Task instructions:
Output the data below in full, character for character.

Collection entries
------------------------
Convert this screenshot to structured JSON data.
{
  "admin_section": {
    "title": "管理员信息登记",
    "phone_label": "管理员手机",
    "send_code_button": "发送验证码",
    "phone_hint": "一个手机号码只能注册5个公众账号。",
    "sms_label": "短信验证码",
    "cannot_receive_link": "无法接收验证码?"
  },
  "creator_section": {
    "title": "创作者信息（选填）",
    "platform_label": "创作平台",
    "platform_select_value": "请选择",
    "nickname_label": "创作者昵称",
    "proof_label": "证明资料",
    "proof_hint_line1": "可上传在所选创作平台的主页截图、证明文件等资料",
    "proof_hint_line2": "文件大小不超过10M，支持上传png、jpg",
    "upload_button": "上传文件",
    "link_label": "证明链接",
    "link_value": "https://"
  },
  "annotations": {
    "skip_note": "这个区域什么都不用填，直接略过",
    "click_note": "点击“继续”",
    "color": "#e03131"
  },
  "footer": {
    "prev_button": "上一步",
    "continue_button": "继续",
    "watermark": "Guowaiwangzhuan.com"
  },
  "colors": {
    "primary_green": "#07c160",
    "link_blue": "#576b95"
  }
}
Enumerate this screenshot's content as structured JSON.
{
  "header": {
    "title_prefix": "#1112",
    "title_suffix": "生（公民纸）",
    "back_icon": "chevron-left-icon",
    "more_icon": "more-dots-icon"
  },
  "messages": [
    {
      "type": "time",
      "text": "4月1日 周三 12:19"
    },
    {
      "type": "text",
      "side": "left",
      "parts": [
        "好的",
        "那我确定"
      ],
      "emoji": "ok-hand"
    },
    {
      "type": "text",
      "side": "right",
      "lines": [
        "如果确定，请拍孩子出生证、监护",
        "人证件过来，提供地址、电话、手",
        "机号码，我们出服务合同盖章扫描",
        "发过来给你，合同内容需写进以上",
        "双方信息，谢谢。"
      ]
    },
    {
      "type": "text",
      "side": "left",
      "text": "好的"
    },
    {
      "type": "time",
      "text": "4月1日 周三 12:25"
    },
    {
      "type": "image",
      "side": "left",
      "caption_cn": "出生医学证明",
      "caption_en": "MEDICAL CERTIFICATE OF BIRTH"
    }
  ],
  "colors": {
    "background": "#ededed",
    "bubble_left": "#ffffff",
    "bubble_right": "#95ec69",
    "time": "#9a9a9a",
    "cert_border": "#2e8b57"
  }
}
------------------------
Solution to the exercise:
Convert this screenshot to structured JSON data.
{
  "admin_section": {
    "title": "管理员信息登记",
    "phone_label": "管理员手机",
    "send_code_button": "发送验证码",
    "phone_hint": "一个手机号码只能注册5个公众账号。",
    "sms_label": "短信验证码",
    "cannot_receive_link": "无法接收验证码?"
  },
  "creator_section": {
    "title": "创作者信息（选填）",
    "platform_label": "创作平台",
    "platform_select_value": "请选择",
    "nickname_label": "创作者昵称",
    "proof_label": "证明资料",
    "proof_hint_line1": "可上传在所选创作平台的主页截图、证明文件等资料",
    "proof_hint_line2": "文件大小不超过10M，支持上传png、jpg",
    "upload_button": "上传文件",
    "link_label": "证明链接",
    "link_value": "https://"
  },
  "annotations": {
    "skip_note": "这个区域什么都不用填，直接略过",
    "click_note": "点击“继续”",
    "color": "#e03131"
  },
  "footer": {
    "prev_button": "上一步",
    "continue_button": "继续",
    "watermark": "Guowaiwangzhuan.com"
  },
  "colors": {
    "primary_green": "#07c160",
    "link_blue": "#576b95"
  }
}
Enumerate this screenshot's content as structured JSON.
{
  "header": {
    "title_prefix": "#1112",
    "title_suffix": "生（公民纸）",
    "back_icon": "chevron-left-icon",
    "more_icon": "more-dots-icon"
  },
  "messages": [
    {
      "type": "time",
      "text": "4月1日 周三 12:19"
    },
    {
      "type": "text",
      "side": "left",
      "parts": [
        "好的",
        "那我确定"
      ],
      "emoji": "ok-hand"
    },
    {
      "type": "text",
      "side": "right",
      "lines": [
        "如果确定，请拍孩子出生证、监护",
        "人证件过来，提供地址、电话、手",
        "机号码，我们出服务合同盖章扫描",
        "发过来给你，合同内容需写进以上",
        "双方信息，谢谢。"
      ]
    },
    {
      "type": "text",
      "side": "left",
      "text": "好的"
    },
    {
      "type": "time",
      "text": "4月1日 周三 12:25"
    },
    {
      "type": "image",
      "side": "left",
      "caption_cn": "出生医学证明",
      "caption_en": "MEDICAL CERTIFICATE OF BIRTH"
    }
  ],
  "colors": {
    "background": "#ededed",
    "bubble_left": "#ffffff",
    "bubble_right": "#95ec69",
    "time": "#9a9a9a",
    "cert_border": "#2e8b57"
  }
}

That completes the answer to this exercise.